That result was egregious enough that some members of Congress were able to tack onto the 2007 Act implementing the 9/11 Commission Recommendations an amendment to the FRSA added some important exceptions to preemption under the FRSA. As detailed by the Temple Law Review blog, The Third Circuit (the federal appellate court for PA, NJ, and DE) recently interpreted the 2007 amendment to provide that, “if a federal rule covers the subject matter of a claim, the claim can avoid preemption if there is a violation of a federal standard of care or an internal rule created to comply with a federal regulation.”
That sounds like a victory, but it’s only a partial one: recall Rep. Andrew above saying “the freight rail industry is really the only industry that doesn’t have any regulations.” So, while it’s certainly an improvement that plaintiffs can sue the railroad for violating federal standards (which they weren’t allowed to do in the Minot derailment until the 2007 amendment), those federal standards are awfully weak to begin with. The upshot of current railroad liability law then, to paraphrase Justice Ginsburg, is that federal standards don’t require much of the railroads, and the railroads also don’t believe they’ll be held accountable for the harms they cause through their negligence, because they can just claim they complied with the weak federal standard.

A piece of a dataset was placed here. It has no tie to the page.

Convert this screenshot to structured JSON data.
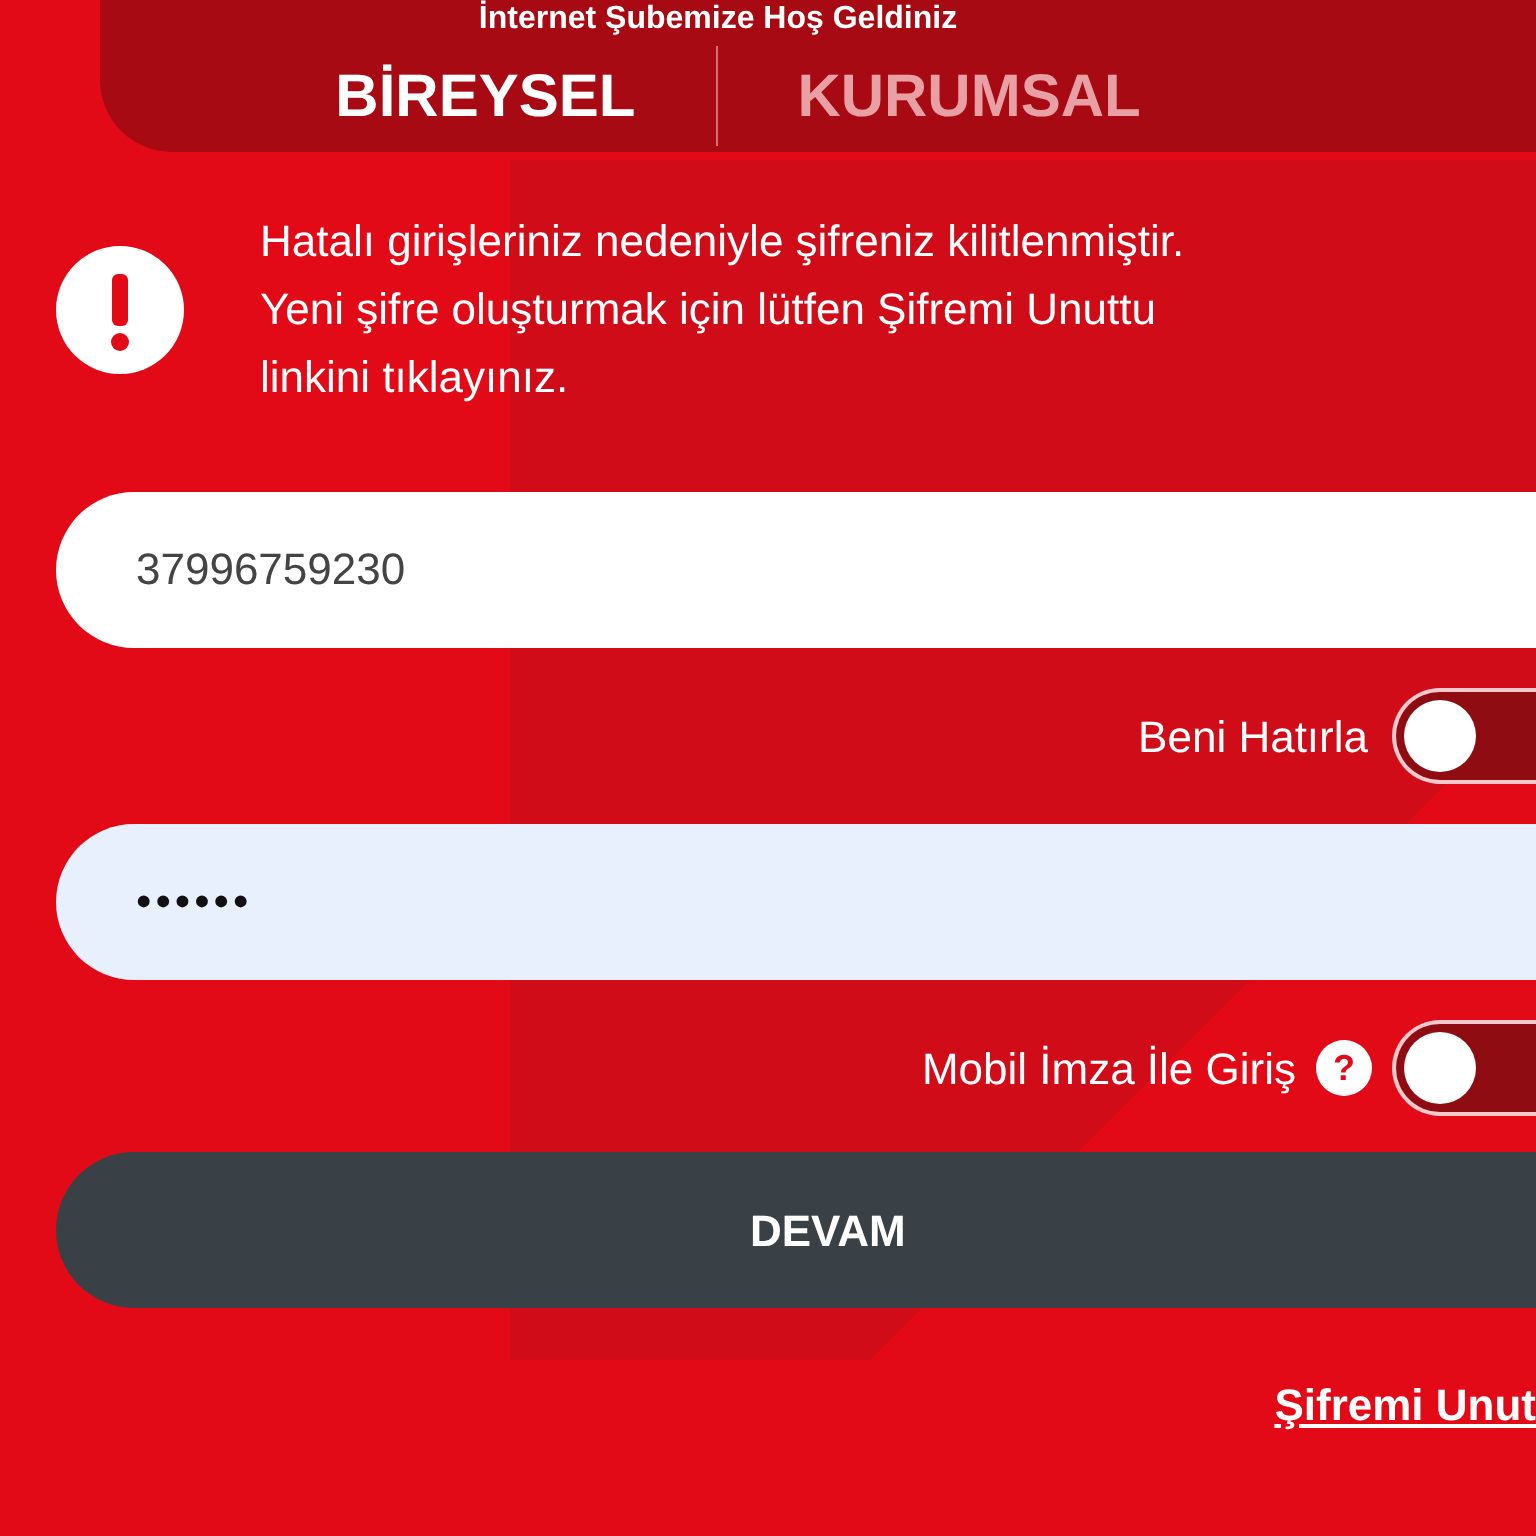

As the Newsworks article quotes an expert in environmental spills (Nancy Kinner, director of the Coastal Response Research Center at the University of New Hampshire), most incidents are caused by human error “where humans override a system that is designed for protection or don’t believe the data that’s being given to them or simply make a bad judgment.” That’s true, and it’s exactly why the railroad companies need more regulation and more civil liability. The effects of “human error” can be minimized, mitigated, and, sometimes eliminated with sufficient investments into training and operations, but those investments aren’t going to happen in the rail industry until they’re made fully responsible for the consequences. We dole out hundreds of millions in tax breaks to the railroad industry to “incentivize” to pad their profits under the guise of infrastructure improvements — is it too much to ask we also incentivize safety?